Anyway, If you would like to listen to the wonderful messages from the conference, they are available here.
Songs for July 10, 2011:
A Mighty Fortress is Our God
Words and music: Martin Luther, 1529.
Love, looove the last stanza: “Let goods and kindred go, this mortal life also; The body they may kill: God’s truth abideth still, His kingdom is forever!” Amen!
This Is My Father’s World
Words: Maltbie Babcock,1901; Music: “Terra Beata” F. L. Sheppard
We’ll be singing 2 verses of this hymn... I have a hard time with the words in the other verses like, “In the rustling grass I hear Him pass, He speaks to me everywhere.” Hmmm. I know it is probably not meant to be literal, but I can do without the mysticism. On a more positive note, I was feeling drawn to this song because it rejoices in God’s glory in creation. Since my entire family (all 11 of us – 9 month old Elly included) will be camping next week, I have a special craving for songs that thank God for His amazing handiwork.
Jesus Shall Reign Where Ever The Sun
Words: Isaac Watts, 1719; Music: “Duke Street,” Refrain: Resolved Music
This is a great transition from the last song which ends with, “The Lord is King; let the heavens ring!” More specifically, Jesus is King and He “shall reign where ever the sun does its successive journeys run!” The verses are a familiar tune to us at First Baptist, and hopefully the refrain has become increasingly familiar, written by the folks in Enfield and sung frequently at Resolved. Take a gander here.
I Will Glory in My Redeemer
Words and music by Steve and Vikki Cook © 2001 Sovereign Grace Worship
This song has definitely become a favorite modern hymn for me. It boldly speaks the glories of the gospel and it borrows a lot of poetic language from the Psalms. “Mine was the sin that drove the bitter nails and hung Him on that judgment tree.” Overall, I love using that phrase, “I will glory in...” We don’t speak like that normally, but it expresses a longing that can’t be put into words otherwise.
Go to Dark Gethsemane
Words: James Montgomery, 1850. Music: Richard Redhead, 1853
I often search our hymnal for jewels that maybe we’ve forgotten about... I think this is one of them (though I’m sure it didn’t escape Chet Smith’s eye and he probably often uses it for evening service). My only gripe about it is that it mistakenly leaves off the last verse in our hymnal for some reason. One of me and my husband’s favorite blogs posted about this song last Easter. Read about it here.
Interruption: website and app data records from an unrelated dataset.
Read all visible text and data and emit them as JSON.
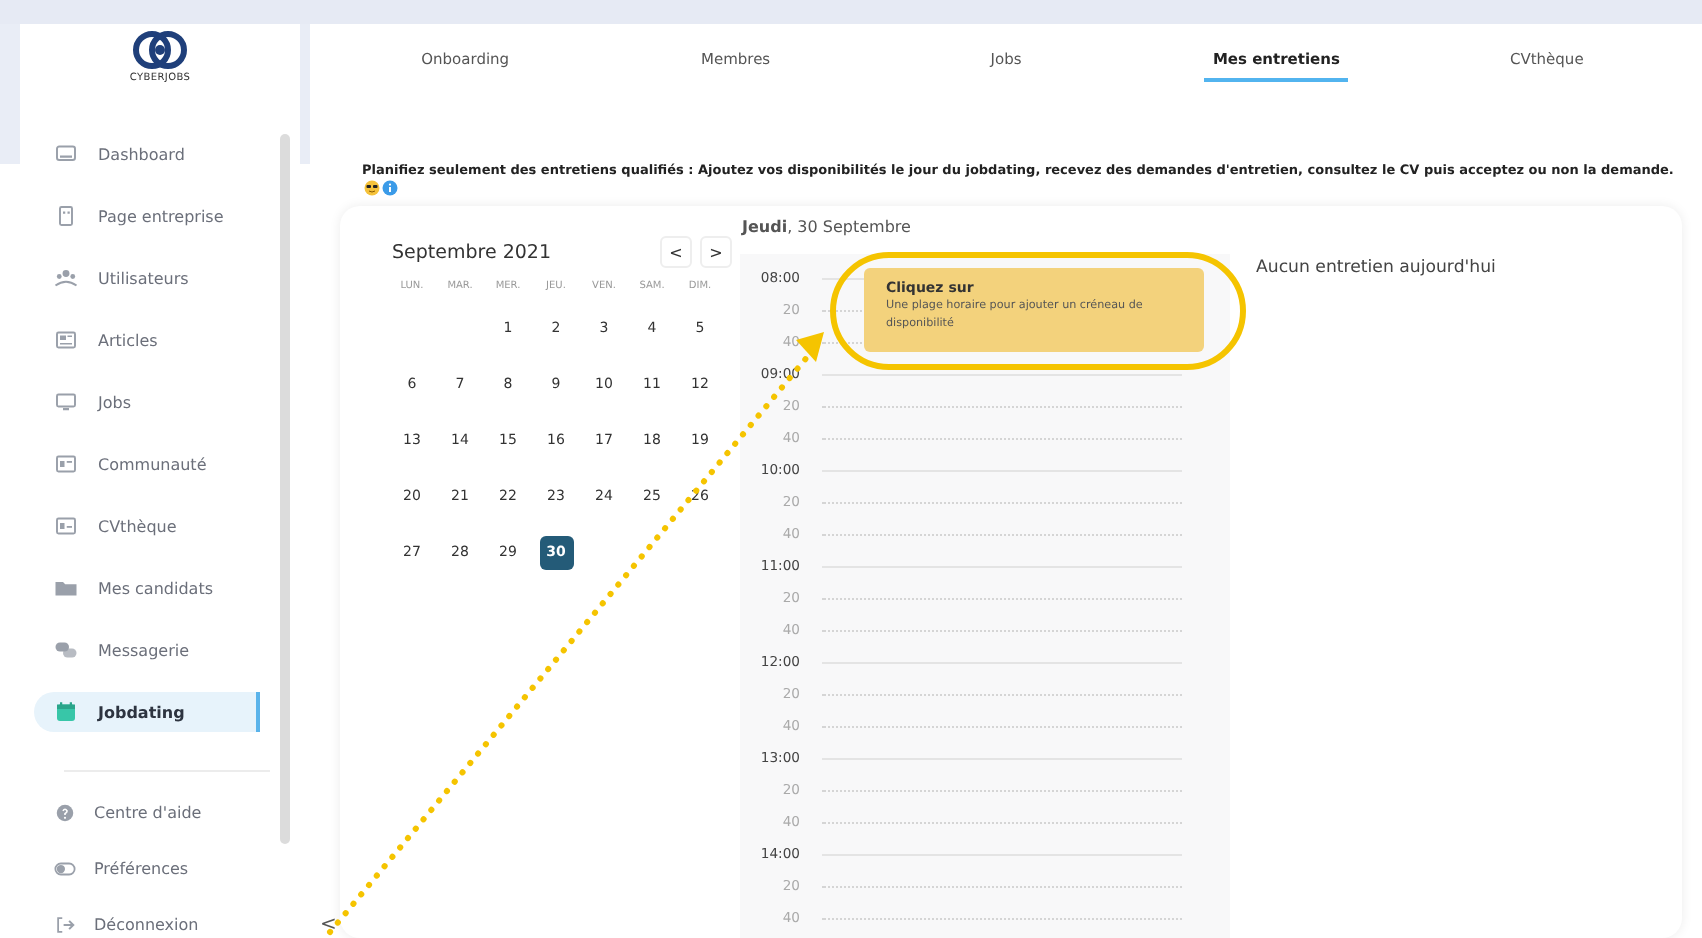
{
  "sidebar": {
    "logo_text": "CYBERJOBS",
    "items": [
      {
        "label": "Dashboard",
        "selected": false
      },
      {
        "label": "Page entreprise",
        "selected": false
      },
      {
        "label": "Utilisateurs",
        "selected": false
      },
      {
        "label": "Articles",
        "selected": false
      },
      {
        "label": "Jobs",
        "selected": false
      },
      {
        "label": "Communauté",
        "selected": false
      },
      {
        "label": "CVthèque",
        "selected": false
      },
      {
        "label": "Mes candidats",
        "selected": false
      },
      {
        "label": "Messagerie",
        "selected": false
      },
      {
        "label": "Jobdating",
        "selected": true
      }
    ],
    "footer_items": [
      {
        "label": "Centre d'aide"
      },
      {
        "label": "Préférences"
      },
      {
        "label": "Déconnexion"
      }
    ],
    "collapse_button": "<"
  },
  "tabs": [
    {
      "label": "Onboarding",
      "selected": false
    },
    {
      "label": "Membres",
      "selected": false
    },
    {
      "label": "Jobs",
      "selected": false
    },
    {
      "label": "Mes entretiens",
      "selected": true
    },
    {
      "label": "CVthèque",
      "selected": false
    }
  ],
  "description": "Planifiez seulement des entretiens qualifiés : Ajoutez vos disponibilités le jour du jobdating, recevez des demandes d'entretien, consultez le CV puis acceptez ou non la demande.",
  "calendar": {
    "month": "Septembre 2021",
    "prev": "<",
    "next": ">",
    "weekdays": [
      "LUN.",
      "MAR.",
      "MER.",
      "JEU.",
      "VEN.",
      "SAM.",
      "DIM."
    ],
    "weeks": [
      [
        {
          "label": "1",
          "selected": false
        },
        {
          "label": "2",
          "selected": false
        },
        {
          "label": "3",
          "selected": false
        },
        {
          "label": "4",
          "selected": false
        },
        {
          "label": "5",
          "selected": false
        }
      ],
      [
        {
          "label": "6",
          "selected": false
        },
        {
          "label": "7",
          "selected": false
        },
        {
          "label": "8",
          "selected": false
        },
        {
          "label": "9",
          "selected": false
        },
        {
          "label": "10",
          "selected": false
        },
        {
          "label": "11",
          "selected": false
        },
        {
          "label": "12",
          "selected": false
        }
      ],
      [
        {
          "label": "13",
          "selected": false
        },
        {
          "label": "14",
          "selected": false
        },
        {
          "label": "15",
          "selected": false
        },
        {
          "label": "16",
          "selected": false
        },
        {
          "label": "17",
          "selected": false
        },
        {
          "label": "18",
          "selected": false
        },
        {
          "label": "19",
          "selected": false
        }
      ],
      [
        {
          "label": "20",
          "selected": false
        },
        {
          "label": "21",
          "selected": false
        },
        {
          "label": "22",
          "selected": false
        },
        {
          "label": "23",
          "selected": false
        },
        {
          "label": "24",
          "selected": false
        },
        {
          "label": "25",
          "selected": false
        },
        {
          "label": "26",
          "selected": false
        }
      ],
      [
        {
          "label": "27",
          "selected": false
        },
        {
          "label": "28",
          "selected": false
        },
        {
          "label": "29",
          "selected": false
        },
        {
          "label": "30",
          "selected": true
        }
      ]
    ]
  },
  "day": {
    "heading": "**Jeudi**, 30 Septembre",
    "slots": [
      {
        "label": "08:00",
        "kind": "hour"
      },
      {
        "label": "20",
        "kind": "minute"
      },
      {
        "label": "40",
        "kind": "minute"
      },
      {
        "label": "09:00",
        "kind": "hour"
      },
      {
        "label": "20",
        "kind": "minute"
      },
      {
        "label": "40",
        "kind": "minute"
      },
      {
        "label": "10:00",
        "kind": "hour"
      },
      {
        "label": "20",
        "kind": "minute"
      },
      {
        "label": "40",
        "kind": "minute"
      },
      {
        "label": "11:00",
        "kind": "hour"
      },
      {
        "label": "20",
        "kind": "minute"
      },
      {
        "label": "40",
        "kind": "minute"
      },
      {
        "label": "12:00",
        "kind": "hour"
      },
      {
        "label": "20",
        "kind": "minute"
      },
      {
        "label": "40",
        "kind": "minute"
      },
      {
        "label": "13:00",
        "kind": "hour"
      },
      {
        "label": "20",
        "kind": "minute"
      },
      {
        "label": "40",
        "kind": "minute"
      },
      {
        "label": "14:00",
        "kind": "hour"
      },
      {
        "label": "20",
        "kind": "minute"
      },
      {
        "label": "40",
        "kind": "minute"
      }
    ],
    "hint": {
      "title": "Cliquez sur",
      "text": "Une plage horaire pour ajouter un créneau de disponibilité"
    }
  },
  "interviews": {
    "empty_message": "Aucun entretien aujourd'hui"
  }
}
Wish us luck with camping – or better yet, pray for us! I am excited but nervous that we won’t be sleeping very well. And as always, please let me know if you have any comments or questions! I look forward to singing with you Sunday!